|International Classification||H01H21/26, H01H3/14|
|Cooperative Classification||H01H3/14, H01H2300/014, H01H21/26, Y10T307/786|
|Feb 19, 2002||AS||Assignment|
Owner name: ERBE ELEKTROMEDIZIN GMBH, GERMANY
Free format text: ASSIGNMENT OF ASSIGNORS INTEREST;ASSIGNORS:FISHER, KLAUS;KUHNER, RALF;REEL/FRAME:012627/0826
Effective date: 20011218
|Jul 20, 2004||CC||Certificate of correction|
|Feb 19, 2007||FPAY||Fee payment|
Year of fee payment: 4
|Feb 15, 2011||FPAY||Fee payment|
Year of fee payment: 8

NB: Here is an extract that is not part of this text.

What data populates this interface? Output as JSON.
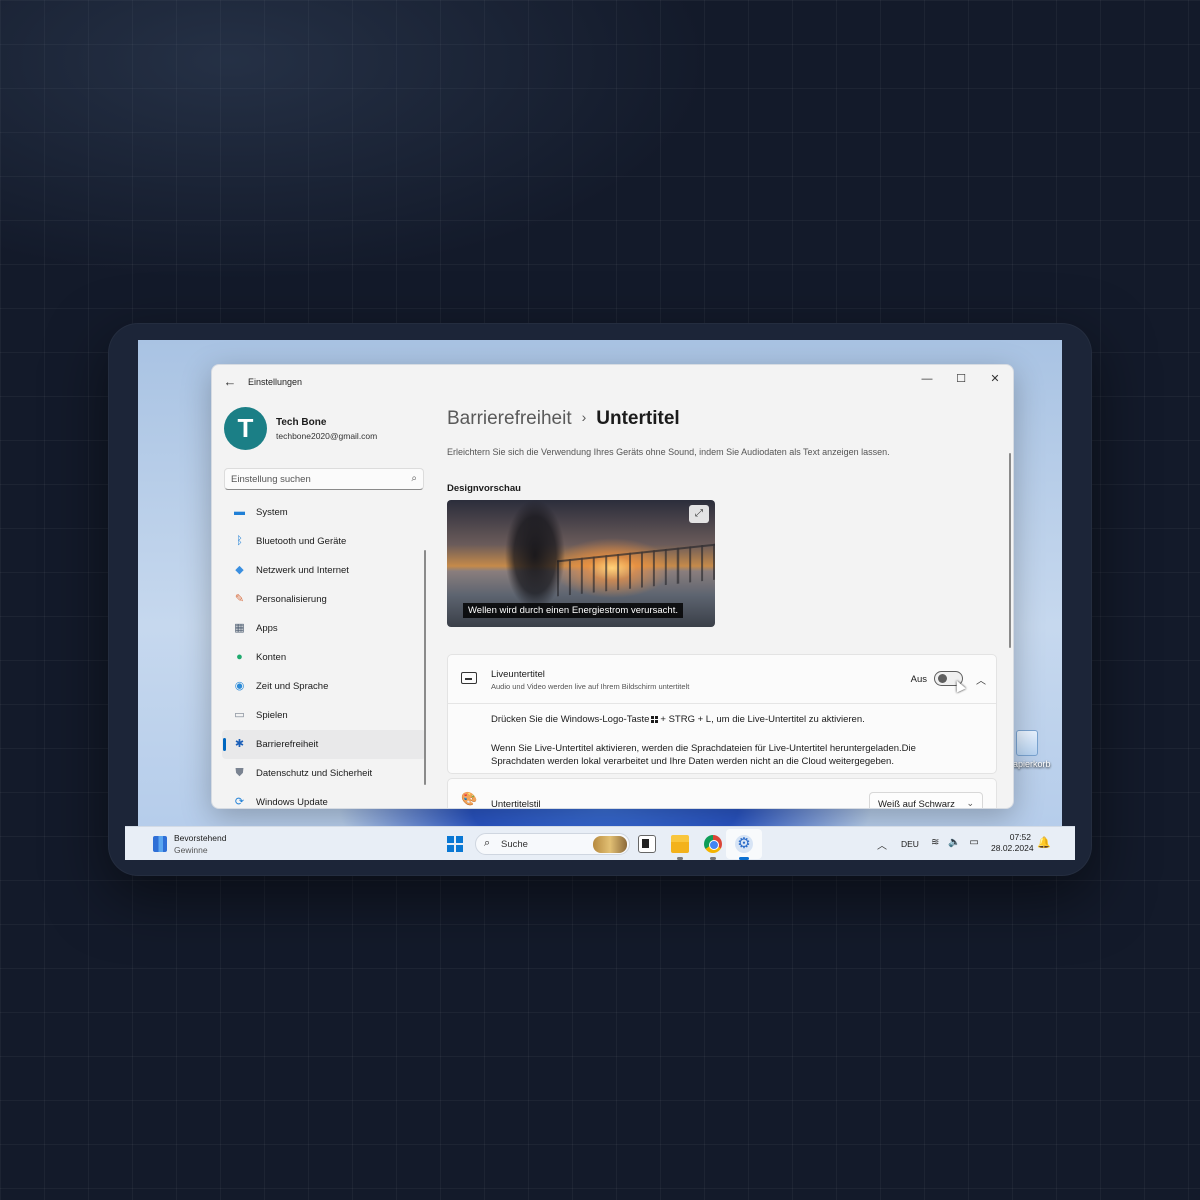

|Feb 17, 2015||FPAY||Fee payment|
Year of fee payment: 12